What is expected: All lines of the entries with "snippet" in them must be listed.

Information START

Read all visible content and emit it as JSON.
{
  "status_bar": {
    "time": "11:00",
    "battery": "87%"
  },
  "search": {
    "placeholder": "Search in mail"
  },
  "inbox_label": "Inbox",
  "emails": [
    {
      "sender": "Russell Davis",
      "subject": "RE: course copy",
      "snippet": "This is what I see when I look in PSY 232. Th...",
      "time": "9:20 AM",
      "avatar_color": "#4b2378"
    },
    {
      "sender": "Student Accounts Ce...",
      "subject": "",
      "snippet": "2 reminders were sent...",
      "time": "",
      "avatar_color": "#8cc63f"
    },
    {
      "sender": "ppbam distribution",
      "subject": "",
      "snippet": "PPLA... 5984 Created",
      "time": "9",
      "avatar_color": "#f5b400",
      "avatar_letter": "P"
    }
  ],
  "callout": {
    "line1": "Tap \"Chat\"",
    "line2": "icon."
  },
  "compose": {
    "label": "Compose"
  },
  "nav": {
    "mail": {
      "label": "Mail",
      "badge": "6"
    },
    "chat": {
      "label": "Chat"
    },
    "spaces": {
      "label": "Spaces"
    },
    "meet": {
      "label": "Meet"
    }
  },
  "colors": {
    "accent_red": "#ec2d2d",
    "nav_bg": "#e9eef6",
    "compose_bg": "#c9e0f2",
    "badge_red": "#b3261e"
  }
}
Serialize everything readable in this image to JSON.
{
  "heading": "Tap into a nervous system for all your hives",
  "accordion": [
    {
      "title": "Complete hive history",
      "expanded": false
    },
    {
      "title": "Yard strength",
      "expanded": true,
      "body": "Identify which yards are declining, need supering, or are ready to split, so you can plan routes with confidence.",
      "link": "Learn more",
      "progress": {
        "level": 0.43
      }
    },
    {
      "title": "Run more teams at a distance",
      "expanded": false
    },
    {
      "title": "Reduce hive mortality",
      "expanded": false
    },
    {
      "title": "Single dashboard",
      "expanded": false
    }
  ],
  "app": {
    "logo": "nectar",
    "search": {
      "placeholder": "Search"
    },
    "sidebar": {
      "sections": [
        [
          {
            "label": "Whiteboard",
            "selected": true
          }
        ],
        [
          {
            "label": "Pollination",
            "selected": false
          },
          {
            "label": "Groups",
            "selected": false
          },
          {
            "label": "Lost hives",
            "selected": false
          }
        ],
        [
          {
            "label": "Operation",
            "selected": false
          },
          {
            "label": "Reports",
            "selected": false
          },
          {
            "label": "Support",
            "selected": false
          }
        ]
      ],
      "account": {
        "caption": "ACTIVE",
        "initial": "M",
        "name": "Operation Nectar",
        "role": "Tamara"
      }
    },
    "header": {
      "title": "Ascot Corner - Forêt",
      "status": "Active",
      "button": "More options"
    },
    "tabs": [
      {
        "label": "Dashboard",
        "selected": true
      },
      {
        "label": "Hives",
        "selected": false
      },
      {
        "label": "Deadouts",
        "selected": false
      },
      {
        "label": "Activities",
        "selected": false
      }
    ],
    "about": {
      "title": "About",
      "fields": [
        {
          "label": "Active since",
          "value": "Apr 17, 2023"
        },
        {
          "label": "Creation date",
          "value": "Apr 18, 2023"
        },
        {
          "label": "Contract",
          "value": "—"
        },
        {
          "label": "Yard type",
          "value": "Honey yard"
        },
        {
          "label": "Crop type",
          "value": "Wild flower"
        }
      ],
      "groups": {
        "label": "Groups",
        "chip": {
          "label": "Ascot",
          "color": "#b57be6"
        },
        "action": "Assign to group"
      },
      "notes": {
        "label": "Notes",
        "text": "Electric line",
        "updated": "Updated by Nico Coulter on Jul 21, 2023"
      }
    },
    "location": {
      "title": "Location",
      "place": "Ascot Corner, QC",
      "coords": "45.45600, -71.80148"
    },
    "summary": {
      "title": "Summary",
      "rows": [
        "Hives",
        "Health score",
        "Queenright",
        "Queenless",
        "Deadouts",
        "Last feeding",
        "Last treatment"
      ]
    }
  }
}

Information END

Answer for the task:
      "snippet": "This is what I see when I look in PSY 232. Th...",
      "snippet": "2 reminders were sent...",
      "snippet": "PPLA... 5984 Created",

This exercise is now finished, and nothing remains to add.